Interfacial and transport phenomena associated with particles interacting with gas bubble surfaces are important phenomenon for many processes, including wastewater flotation and gas-slurry reactions. The probability of particle attachment to a bubble surface is governed by several interactive phenomena: a particle must be intercepted by the bubble, the particle must adhere to the bubble surface, and a stable three-phase contact must be formed. Particle attachment and adhesion depend upon the surface properties of the bubble and particle and upon the fluid mechanics of the system. The important interactions are difficult to observe directly due to the very small length and time scales involved.

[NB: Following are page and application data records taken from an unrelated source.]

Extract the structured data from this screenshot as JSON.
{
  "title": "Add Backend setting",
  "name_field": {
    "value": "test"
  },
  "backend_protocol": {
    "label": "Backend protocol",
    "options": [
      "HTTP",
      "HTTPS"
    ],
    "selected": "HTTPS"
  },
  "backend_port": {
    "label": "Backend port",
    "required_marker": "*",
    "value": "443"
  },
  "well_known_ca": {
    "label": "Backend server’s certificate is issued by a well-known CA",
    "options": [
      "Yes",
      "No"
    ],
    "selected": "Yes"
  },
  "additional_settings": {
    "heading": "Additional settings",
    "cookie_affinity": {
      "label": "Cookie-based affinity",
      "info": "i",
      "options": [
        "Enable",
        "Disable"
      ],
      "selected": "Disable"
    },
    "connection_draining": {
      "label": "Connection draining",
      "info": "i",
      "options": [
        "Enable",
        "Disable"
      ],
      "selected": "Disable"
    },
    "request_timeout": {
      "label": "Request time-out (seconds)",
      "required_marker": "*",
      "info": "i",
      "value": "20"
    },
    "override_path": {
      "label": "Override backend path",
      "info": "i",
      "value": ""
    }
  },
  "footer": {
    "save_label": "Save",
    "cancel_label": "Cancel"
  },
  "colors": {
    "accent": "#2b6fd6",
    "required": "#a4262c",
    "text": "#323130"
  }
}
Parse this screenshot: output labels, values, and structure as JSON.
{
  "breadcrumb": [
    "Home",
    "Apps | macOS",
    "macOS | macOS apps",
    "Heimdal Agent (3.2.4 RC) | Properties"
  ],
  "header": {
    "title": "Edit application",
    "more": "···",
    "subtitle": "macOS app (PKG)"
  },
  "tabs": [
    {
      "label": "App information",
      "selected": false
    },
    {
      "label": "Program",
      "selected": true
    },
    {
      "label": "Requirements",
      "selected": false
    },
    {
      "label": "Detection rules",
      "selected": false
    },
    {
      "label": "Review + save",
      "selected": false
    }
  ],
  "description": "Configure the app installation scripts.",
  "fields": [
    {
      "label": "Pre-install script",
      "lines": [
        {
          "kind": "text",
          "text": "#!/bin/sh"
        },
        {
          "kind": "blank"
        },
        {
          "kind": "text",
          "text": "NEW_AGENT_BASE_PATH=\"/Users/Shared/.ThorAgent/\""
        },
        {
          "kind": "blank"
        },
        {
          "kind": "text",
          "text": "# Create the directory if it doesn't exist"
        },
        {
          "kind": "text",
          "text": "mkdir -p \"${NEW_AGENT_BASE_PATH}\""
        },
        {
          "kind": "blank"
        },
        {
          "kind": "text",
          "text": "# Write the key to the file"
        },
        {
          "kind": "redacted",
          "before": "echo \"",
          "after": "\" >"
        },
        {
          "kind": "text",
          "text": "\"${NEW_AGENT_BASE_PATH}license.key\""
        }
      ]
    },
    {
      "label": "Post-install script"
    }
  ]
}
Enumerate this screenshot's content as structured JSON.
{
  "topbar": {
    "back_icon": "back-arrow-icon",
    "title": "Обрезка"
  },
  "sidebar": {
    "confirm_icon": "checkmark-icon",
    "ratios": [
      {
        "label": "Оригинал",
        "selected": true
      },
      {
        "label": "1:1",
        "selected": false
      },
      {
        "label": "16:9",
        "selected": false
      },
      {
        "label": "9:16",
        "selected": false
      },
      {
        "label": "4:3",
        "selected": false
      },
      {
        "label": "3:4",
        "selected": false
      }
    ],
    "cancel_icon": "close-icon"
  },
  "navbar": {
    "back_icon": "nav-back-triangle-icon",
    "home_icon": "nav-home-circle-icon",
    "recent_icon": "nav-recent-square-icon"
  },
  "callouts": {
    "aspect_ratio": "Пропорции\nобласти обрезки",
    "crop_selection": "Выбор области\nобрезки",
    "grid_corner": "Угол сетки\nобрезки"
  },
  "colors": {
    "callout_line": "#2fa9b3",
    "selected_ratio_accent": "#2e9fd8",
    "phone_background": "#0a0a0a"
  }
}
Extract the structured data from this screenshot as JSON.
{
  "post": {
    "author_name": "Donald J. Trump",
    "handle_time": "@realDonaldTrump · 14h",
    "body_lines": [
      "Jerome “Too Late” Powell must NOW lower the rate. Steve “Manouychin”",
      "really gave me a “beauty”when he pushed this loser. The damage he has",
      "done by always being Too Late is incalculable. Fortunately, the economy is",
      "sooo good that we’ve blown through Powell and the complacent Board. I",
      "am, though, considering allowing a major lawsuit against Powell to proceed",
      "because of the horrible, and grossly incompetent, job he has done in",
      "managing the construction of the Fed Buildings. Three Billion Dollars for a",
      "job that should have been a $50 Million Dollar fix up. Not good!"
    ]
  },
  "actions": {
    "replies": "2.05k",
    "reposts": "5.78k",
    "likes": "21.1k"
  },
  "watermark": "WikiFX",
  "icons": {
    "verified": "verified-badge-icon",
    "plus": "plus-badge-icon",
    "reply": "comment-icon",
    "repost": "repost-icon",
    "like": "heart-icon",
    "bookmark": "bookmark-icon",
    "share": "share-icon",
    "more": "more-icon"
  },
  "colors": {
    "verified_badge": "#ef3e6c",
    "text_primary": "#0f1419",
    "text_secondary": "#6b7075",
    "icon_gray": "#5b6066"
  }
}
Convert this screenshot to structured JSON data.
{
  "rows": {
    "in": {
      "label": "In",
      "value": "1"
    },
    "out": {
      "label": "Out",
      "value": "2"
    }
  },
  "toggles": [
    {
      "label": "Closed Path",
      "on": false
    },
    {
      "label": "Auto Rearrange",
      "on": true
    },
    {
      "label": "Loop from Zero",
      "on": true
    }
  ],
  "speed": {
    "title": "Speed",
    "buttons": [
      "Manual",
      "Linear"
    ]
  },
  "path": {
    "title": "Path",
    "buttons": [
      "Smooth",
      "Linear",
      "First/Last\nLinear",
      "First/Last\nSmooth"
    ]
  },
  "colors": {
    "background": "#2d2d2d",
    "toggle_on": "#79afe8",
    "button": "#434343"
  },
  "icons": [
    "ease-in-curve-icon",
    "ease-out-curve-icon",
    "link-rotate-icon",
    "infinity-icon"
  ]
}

This presentation will focus on novel experimental methods developed to study interactions found in the three-phase (gas/liquid/solid) particle to bubble adhesion. High-speed, high-magnification imaging techniques are described and demonstrated that allow direct observations of the interactions between particles and bubbles in many different solution chemistries. Experiments are conducted in two different facilities. The stationary bubble facility provides a means of observing particles interactions with sessile or pendant bubbles in quiescent or stirred flow fields. The bubble suspending flow facility suspends a rising bubble in a counter-flow of particle laden solution, allowing observation of the particle and bubble interactions in a flow field. The imaging system provides high speed (up to 1000 frames per second) and high magnification visualization of particle-bubble interaction. Image processing and analysis methods are discussed that provide quantification of the efficiencies of the flotation (particle collection on the bubble surfaces) and estimates of the probabilities associated with the isolated mechanisms of collision, attachment, adhesion, and stability. Results are presented for glass spheres (50 to 450 micrometers), glass shards, polymeric materials, and ink particles interacting with bubbles ranging in size up to approximately 1 mm. The effects of surfactant, particle size, and particle surface properties on particle to bubble attachment are discussed. Application of these methods for understanding and design of flotation separations for polymers and ink particles will also be discussed.